### THE TASK
Pull every line containing "Report" from the data.

::: SOURCE MATERIAL

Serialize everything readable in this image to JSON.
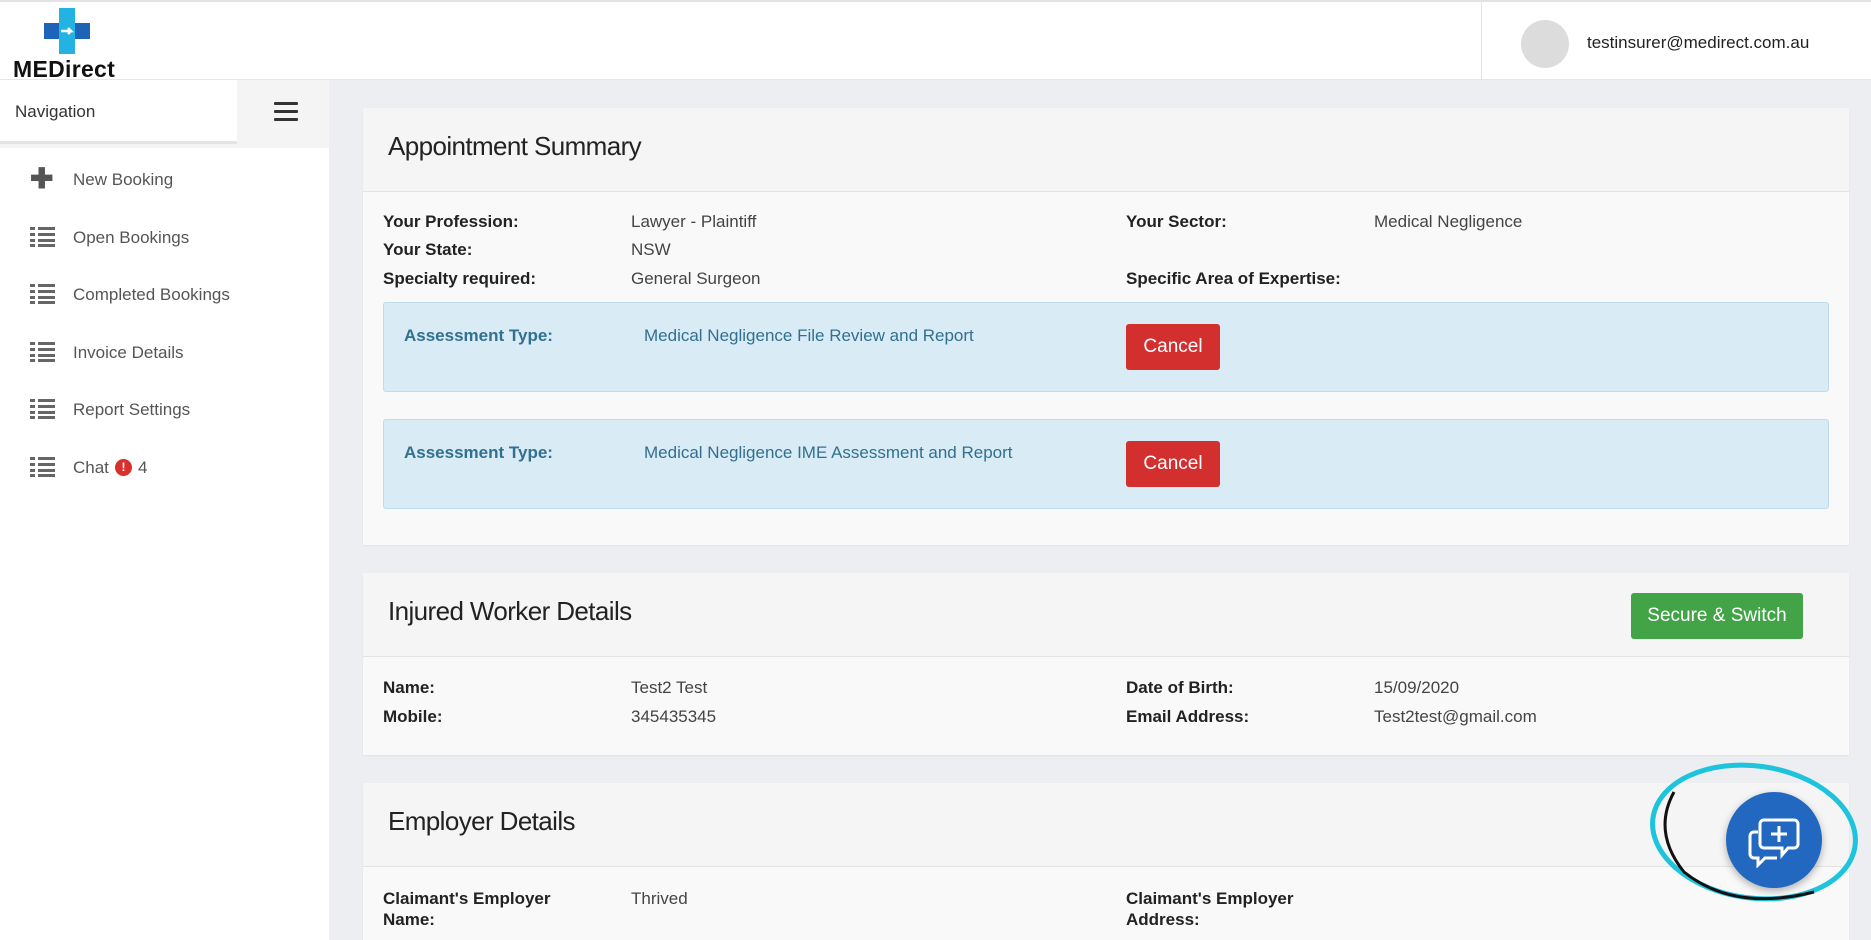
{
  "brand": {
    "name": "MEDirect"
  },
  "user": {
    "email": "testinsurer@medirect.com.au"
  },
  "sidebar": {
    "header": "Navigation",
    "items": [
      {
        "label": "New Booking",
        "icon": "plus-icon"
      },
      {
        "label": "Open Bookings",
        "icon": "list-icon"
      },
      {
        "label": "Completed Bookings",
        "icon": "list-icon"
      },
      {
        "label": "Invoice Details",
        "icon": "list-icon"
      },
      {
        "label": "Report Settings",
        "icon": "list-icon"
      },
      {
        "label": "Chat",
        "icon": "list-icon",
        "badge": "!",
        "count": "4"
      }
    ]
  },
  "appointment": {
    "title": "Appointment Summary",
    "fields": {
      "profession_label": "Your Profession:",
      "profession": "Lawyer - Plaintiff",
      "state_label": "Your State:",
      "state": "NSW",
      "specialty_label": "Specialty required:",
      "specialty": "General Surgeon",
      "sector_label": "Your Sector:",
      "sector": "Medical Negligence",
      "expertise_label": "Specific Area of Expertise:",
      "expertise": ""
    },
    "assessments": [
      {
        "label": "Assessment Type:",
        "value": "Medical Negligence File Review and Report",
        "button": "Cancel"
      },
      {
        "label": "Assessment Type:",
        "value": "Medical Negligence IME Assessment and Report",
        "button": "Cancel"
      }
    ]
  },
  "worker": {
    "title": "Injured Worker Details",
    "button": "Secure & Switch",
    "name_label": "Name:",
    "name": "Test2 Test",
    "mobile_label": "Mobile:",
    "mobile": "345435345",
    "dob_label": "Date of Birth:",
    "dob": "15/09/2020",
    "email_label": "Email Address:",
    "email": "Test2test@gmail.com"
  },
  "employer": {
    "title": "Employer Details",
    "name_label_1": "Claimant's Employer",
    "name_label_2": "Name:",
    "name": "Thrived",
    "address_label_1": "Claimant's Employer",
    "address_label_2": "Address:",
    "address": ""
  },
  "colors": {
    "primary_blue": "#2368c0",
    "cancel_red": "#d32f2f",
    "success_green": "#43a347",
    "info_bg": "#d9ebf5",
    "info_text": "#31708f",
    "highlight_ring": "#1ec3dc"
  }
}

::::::
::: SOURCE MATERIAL

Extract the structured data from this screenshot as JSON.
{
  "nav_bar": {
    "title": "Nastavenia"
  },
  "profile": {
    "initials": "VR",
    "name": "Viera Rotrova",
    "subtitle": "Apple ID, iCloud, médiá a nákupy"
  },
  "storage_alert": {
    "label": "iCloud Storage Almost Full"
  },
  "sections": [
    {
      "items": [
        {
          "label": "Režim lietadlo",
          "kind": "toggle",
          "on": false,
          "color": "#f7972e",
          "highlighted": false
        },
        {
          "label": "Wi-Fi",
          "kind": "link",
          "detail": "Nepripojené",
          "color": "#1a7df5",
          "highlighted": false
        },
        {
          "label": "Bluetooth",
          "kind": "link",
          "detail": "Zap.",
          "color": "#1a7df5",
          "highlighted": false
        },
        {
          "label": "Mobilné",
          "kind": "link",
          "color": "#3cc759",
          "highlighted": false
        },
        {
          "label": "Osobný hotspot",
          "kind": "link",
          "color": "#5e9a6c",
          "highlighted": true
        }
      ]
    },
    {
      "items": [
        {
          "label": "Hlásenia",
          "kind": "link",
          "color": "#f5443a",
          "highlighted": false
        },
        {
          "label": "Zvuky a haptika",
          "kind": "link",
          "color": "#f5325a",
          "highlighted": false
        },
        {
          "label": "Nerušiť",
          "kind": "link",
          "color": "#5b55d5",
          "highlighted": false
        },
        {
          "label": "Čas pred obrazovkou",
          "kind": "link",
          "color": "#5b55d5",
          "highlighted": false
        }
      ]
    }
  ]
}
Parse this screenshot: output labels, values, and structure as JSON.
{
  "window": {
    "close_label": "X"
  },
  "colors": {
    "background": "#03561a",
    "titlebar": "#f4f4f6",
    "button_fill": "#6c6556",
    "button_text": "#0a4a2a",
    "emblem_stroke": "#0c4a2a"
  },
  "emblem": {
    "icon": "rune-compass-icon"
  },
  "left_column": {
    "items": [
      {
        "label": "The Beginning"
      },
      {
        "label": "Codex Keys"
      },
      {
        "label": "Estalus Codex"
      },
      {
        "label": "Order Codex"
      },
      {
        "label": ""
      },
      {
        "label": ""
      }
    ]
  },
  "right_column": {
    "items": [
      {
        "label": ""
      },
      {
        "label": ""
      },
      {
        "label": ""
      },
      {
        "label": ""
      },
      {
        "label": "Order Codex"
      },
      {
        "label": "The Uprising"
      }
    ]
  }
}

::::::

### SOLUTION TO THE EXERCISE
        "label": "Report Settings",
        "value": "Medical Negligence File Review and Report",
        "value": "Medical Negligence IME Assessment and Report",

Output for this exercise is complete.